What you should do → Count up the lines holding "button" in the material, then reply with only the number.
___ Provided data ___
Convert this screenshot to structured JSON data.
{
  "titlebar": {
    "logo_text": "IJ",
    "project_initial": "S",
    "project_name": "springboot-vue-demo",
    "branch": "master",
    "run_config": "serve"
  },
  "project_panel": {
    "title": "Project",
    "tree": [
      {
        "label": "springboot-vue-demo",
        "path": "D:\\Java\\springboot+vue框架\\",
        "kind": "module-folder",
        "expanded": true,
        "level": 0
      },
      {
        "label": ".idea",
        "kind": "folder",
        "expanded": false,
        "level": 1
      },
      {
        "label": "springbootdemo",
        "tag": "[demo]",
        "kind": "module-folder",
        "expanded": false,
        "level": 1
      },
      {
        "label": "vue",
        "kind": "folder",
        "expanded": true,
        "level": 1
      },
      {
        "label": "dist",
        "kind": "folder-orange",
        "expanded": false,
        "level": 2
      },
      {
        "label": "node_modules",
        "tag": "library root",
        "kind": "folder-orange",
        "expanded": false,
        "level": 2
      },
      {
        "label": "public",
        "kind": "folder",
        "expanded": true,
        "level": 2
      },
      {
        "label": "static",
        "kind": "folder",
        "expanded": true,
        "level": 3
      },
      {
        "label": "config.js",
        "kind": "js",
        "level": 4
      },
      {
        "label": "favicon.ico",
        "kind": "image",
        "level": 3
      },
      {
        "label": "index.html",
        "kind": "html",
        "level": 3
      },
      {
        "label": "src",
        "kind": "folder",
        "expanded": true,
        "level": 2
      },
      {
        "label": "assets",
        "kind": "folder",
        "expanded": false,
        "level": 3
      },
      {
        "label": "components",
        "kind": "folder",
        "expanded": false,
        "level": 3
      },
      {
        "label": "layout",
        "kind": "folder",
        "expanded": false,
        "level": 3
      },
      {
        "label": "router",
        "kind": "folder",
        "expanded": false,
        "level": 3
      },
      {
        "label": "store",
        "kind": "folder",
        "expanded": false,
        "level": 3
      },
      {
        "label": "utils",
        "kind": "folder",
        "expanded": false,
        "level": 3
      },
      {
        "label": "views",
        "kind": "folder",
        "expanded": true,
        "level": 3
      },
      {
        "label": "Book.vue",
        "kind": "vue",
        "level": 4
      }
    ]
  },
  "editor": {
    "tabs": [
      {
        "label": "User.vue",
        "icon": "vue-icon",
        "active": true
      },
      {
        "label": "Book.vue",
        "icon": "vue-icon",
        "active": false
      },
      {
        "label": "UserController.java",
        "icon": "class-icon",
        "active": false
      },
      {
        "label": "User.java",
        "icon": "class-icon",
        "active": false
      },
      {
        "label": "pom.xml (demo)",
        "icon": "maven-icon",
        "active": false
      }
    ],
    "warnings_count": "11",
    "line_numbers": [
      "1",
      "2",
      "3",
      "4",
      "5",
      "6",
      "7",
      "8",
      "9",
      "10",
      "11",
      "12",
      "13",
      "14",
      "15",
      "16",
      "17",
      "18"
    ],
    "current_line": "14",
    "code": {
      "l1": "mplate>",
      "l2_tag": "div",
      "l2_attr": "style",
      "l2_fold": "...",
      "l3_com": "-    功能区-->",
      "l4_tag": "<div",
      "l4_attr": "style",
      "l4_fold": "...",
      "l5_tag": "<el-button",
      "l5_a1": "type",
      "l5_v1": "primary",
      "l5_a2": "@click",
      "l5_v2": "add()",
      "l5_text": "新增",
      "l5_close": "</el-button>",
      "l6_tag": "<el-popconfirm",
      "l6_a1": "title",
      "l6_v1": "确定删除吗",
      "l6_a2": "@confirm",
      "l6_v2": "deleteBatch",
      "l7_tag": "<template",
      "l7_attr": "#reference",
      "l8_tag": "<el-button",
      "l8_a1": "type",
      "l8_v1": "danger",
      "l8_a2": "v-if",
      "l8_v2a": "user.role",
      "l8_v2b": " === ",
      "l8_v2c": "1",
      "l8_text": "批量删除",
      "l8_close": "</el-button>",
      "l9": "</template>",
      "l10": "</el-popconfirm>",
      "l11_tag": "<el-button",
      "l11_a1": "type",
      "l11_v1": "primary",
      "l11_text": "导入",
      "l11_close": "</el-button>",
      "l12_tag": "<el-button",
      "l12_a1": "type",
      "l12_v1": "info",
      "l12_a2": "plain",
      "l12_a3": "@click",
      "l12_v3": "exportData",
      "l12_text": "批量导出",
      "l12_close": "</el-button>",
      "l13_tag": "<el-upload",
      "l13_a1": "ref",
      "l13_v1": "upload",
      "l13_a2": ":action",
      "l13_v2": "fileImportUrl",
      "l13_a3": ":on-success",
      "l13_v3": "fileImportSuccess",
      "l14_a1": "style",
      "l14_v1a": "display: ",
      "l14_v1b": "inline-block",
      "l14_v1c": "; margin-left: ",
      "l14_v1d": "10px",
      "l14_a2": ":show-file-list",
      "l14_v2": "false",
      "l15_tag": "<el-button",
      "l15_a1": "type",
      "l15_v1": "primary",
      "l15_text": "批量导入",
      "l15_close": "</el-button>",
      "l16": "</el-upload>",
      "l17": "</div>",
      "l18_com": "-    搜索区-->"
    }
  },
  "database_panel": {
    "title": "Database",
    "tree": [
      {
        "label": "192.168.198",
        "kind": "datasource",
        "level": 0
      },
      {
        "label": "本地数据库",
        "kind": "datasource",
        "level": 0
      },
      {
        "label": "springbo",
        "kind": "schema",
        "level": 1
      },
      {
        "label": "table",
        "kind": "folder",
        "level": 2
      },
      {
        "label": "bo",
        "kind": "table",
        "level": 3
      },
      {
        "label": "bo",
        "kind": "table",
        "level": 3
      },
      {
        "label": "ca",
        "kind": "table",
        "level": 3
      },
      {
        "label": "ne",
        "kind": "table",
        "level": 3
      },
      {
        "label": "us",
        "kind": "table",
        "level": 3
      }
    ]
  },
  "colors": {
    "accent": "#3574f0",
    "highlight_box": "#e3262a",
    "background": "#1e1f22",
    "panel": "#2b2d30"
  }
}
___
Solution → 10